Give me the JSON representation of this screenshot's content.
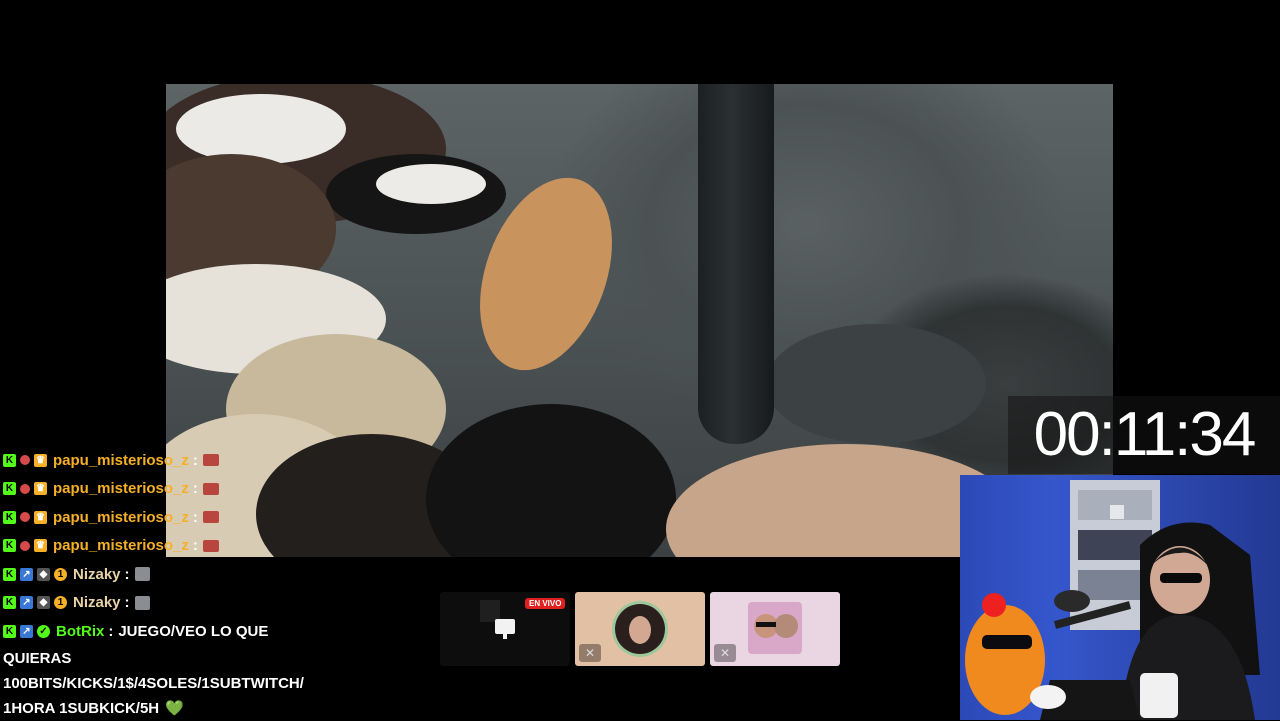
{
  "timer": {
    "text": "00:11:34"
  },
  "chat": {
    "messages": [
      {
        "user": "papu_misterioso_z",
        "user_color": "#f5b028",
        "text": "",
        "emote": "lips-emote"
      },
      {
        "user": "papu_misterioso_z",
        "user_color": "#f5b028",
        "text": "",
        "emote": "lips-emote"
      },
      {
        "user": "papu_misterioso_z",
        "user_color": "#f5b028",
        "text": "",
        "emote": "lips-emote"
      },
      {
        "user": "papu_misterioso_z",
        "user_color": "#f5b028",
        "text": "",
        "emote": "lips-emote"
      },
      {
        "user": "Nizaky",
        "user_color": "#e7d3a6",
        "text": "",
        "emote": "cat-emote"
      },
      {
        "user": "Nizaky",
        "user_color": "#e7d3a6",
        "text": "",
        "emote": "cat-emote"
      },
      {
        "user": "BotRix",
        "user_color": "#53fc18",
        "text": "JUEGO/VEO LO QUE"
      }
    ],
    "continuation": [
      "QUIERAS",
      "100BITS/KICKS/1$/4SOLES/1SUBTWITCH/",
      "1HORA 1SUBKICK/5H"
    ],
    "heart_emoji": "💚",
    "colon": ":"
  },
  "guests": {
    "live_badge": "EN VIVO"
  },
  "colors": {
    "kick_green": "#53fc18",
    "live_red": "#e01f1f"
  }
}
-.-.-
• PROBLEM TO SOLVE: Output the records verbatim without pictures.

• ANSWER BOX:
Give me the JSON representation of this screenshot's content.
{
  "timer": {
    "text": "00:11:34"
  },
  "chat": {
    "messages": [
      {
        "user": "papu_misterioso_z",
        "user_color": "#f5b028",
        "text": "",
        "emote": "lips-emote"
      },
      {
        "user": "papu_misterioso_z",
        "user_color": "#f5b028",
        "text": "",
        "emote": "lips-emote"
      },
      {
        "user": "papu_misterioso_z",
        "user_color": "#f5b028",
        "text": "",
        "emote": "lips-emote"
      },
      {
        "user": "papu_misterioso_z",
        "user_color": "#f5b028",
        "text": "",
        "emote": "lips-emote"
      },
      {
        "user": "Nizaky",
        "user_color": "#e7d3a6",
        "text": "",
        "emote": "cat-emote"
      },
      {
        "user": "Nizaky",
        "user_color": "#e7d3a6",
        "text": "",
        "emote": "cat-emote"
      },
      {
        "user": "BotRix",
        "user_color": "#53fc18",
        "text": "JUEGO/VEO LO QUE"
      }
    ],
    "continuation": [
      "QUIERAS",
      "100BITS/KICKS/1$/4SOLES/1SUBTWITCH/",
      "1HORA 1SUBKICK/5H"
    ],
    "heart_emoji": "💚",
    "colon": ":"
  },
  "guests": {
    "live_badge": "EN VIVO"
  },
  "colors": {
    "kick_green": "#53fc18",
    "live_red": "#e01f1f"
  }
}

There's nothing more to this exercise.